    Liked by 2 people

    • Splashing about–I love that descriptor. Almost like discovery writing or free writing first. And titles are my weakness! If you ever find the magic formula that underwrites that art form, do share it!

      Liked by 2 people

  3. I get into trouble with titles. Recently I submitted this title as one of my Friday Flash Fiction entries…” The End of Literature, Great, Mediocre, Books You Could Hold in Your Hands, and, Really, Civilization As We Knew It, As We Wanted It, Once…It’s all Tanked Now.” Gordon got back to me and said his system simply couldn’t handle one so long. I edited, and came up with this…”The End of Literature, Great, Mediocre, Books You Could Hold in Your Hands! It’s all Tanked Now.” It just scraped by. Admittedly, both are clunky. I was being somewhat lighthearted with my heavy handed titles.

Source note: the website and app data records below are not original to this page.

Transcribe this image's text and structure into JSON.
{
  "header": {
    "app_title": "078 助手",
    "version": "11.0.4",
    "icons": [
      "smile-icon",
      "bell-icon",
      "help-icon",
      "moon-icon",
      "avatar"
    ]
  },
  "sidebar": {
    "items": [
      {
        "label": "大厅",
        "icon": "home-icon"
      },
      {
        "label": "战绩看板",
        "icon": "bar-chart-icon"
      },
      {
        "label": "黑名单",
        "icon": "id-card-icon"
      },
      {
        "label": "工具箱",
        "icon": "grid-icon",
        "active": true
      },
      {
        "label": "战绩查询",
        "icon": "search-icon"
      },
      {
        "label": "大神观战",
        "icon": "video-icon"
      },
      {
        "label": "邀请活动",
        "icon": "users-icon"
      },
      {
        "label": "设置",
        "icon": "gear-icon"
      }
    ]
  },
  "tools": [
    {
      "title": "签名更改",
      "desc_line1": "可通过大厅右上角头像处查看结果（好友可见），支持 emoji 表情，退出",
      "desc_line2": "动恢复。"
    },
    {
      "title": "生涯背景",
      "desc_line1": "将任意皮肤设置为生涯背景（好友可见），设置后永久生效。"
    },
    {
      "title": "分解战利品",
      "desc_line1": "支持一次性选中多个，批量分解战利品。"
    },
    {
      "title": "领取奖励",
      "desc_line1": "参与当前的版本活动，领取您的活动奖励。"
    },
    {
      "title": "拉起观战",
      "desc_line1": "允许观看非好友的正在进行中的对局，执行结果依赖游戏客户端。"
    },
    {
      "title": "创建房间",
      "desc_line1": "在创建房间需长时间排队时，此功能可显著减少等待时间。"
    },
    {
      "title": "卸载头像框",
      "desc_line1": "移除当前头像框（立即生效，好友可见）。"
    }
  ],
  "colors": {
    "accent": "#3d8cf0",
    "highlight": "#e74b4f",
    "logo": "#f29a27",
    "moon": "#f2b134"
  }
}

    Liked by 2 people

    • If only our tech could understand our cleverness and see that “The End of Literature, Great, Mediocre, Books You Could Hold in Your Hands, and, Really, Civilization As We Knew It, As We Wanted It, Once…It’s all Tanked Now” truly is the better title. 😉

      Liked by 2 people

  4. Interesting post, thank you for sharing your insight! To your point about whether to go somewhere completely different with the prompt or go to what the majority may do (but hopefully execute it better, as IR did), my strategy has always been the former. I try not to interpret the prompt too literally, particularly the photo. If anything, I’m trying to think what’s just outside the frame of the photo. That’s what inspired my latest piece in the most recent FF.

    Also, in terms of constructing a piece, I’m not sure. I feel like whether I’m writing for my journalism job or for flash fiction (or something even smaller like #vss365), I’ve always had an intuitive sense of how many words a story is. I start with the gist of an idea, the character name, and probably the opening sentence. The rest flows from there within that intuitive sense of how long it needs to be. I still struggle with endings, no matter how long a piece of fiction or nonfiction is. Endings are hard! So in the end I don’t have to do as much chopping, mostly tinkering with some of those superfluous words.

    Liked by 1 person

    • “I’ve always had an intuitive sense of how many words a story is.”

      As someone who does *not* have this intuition, this is super fascinating for me, Brett. Thank you for sharing! Do you feel like this is a skill you developed, like a muscle, or has this always been more parasympathetic for you?

      Liked by 1 person

      • Haha, that’s a great question! My thought is that it’s something that developed over time with the repetition of doing flash fiction stories (and of course, journalism, where word counts are also strictly adhered to … most of the time).

        Liked by 1 person

  5. Pingback: How I Write My Flash Fiction Stories – Brett Milam: Milam's Musings

Leave a Reply

Fill in your details below or click an icon to log in:

WordPress.com Logo

You are commenting using your WordPress.com account. Log Out /  Change )

Google photo

You are commenting using your Google account. Log Out /  Change )

Twitter picture

You are commenting using your Twitter account. Log Out /  Change )

Facebook photo

You are commenting using your Facebook account. Log Out /  Change )

Connecting to %s